Research and Acting Medical Officer of Health, Dr. Samuel Williams-Rodriguez, has made public the latest information on the transmission of the Zika virus within the Cayman Islands.
"Since the last update of Wednesday, 17 August 2016, ten additional results have been received from the Caribbean Public Health Agency (CARPHA); two of which returned positive,” Dr. Williams-Rodriguez said.
He explained a male and female patient, both residents of George Town, have no reported travel history to any of the countries where there is currently an outbreak of the Zika virus.
“It is therefore concluded that these cases have been locally transmitted, bringing cases of local transmission of the Zika virus within the Cayman Islands to five,” he explained. “The number of imported cases remains unchanged at six.”
The World Health Organization (WHO) has reported the global risk assessment has not changed, with the Zika virus spreading where competent vectors are present. Dr. Williams-Rodriguez explained we are therefore likely to see an increase in both the local and imported cases of the Zika virus to and within the Cayman Islands.
“Jointly, the Public Health Department and the Mosquito Control Unit (MRCU), would like to reaffirm that decisive and immediate action to protect the population has been undertaken,” he said. “Reducing the risk of people being bitten by Zika infected mosquitoes is the most effective way to prevent persons from getting the virus, and continued efforts by both departments have sought to do just that.”
Director of the MRCU Dr. Bill Petrie noted, "Vector control measures are scaled up in the areas identified with local transmission, and efforts continue to ensure the public is aware of how to protect themselves from bites and how to eliminate mosquito breeding sites.”
Dr. Williams-Rodriguez added that in addition to ongoing public education, special town hall meetings are being organised to address concerns specially relating to microcephaly and Guillain-Barré syndrome, caused by the Zika virus.
A fact sheet designed for pregnant women that addresses these concerns is being drafted and will be made accessible to the public. Public service announcements will also be utilised.
On 15 August 2016, the Cayman Islands began testing only those persons for the Zika virus who have no travel history to countries with outbreaks. Pregnant women who are symptomatic will be tested regardless of their travel history.
For more advice on mosquito control, contact the Mosquito Research and Control Unit on 949-2557 in Grand Cayman, or 948-2223 on Cayman Brac; and the Department of Environmental Health (DEH) on 949-6696 in Grand Cayman, or 948-2321 in Cayman Brac.
For further information on Zika, please contact the Public Health Department at 244-2648 or 244-2621.
Sidebar for Pregnant Women:
Pregnant women in general, including those who develop symptoms of Zika virus infection, should see their health-care provider for close monitoring during their pregnancy.

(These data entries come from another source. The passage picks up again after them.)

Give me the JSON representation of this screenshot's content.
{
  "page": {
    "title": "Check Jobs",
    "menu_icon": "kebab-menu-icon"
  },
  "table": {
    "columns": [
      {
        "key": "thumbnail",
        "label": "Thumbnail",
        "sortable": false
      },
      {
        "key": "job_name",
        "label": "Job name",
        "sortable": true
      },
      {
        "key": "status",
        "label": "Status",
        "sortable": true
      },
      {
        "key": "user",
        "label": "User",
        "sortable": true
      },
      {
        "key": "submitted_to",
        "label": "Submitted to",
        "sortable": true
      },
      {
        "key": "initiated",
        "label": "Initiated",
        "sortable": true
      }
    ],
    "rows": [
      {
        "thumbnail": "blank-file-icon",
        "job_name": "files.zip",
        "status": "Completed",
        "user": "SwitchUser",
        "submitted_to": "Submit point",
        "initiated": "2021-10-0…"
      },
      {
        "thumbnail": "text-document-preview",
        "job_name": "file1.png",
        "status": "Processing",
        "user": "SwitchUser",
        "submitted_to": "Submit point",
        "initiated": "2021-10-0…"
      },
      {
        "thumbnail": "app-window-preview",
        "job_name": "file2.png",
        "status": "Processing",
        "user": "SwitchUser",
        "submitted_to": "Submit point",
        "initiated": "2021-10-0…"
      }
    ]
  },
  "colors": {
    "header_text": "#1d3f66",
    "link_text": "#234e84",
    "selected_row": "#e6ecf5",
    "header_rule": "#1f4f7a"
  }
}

The Zika virus has been detected in breast milk, but there is currently no evidence that the virus is transmitted to babies through breastfeeding.
Those planning a pregnancy should wait at least eight weeks before trying to conceive if no symptoms of Zika virus infection appear, or six months if one or both members of the couple are symptomatic.
For further information contact: Jamie Hicks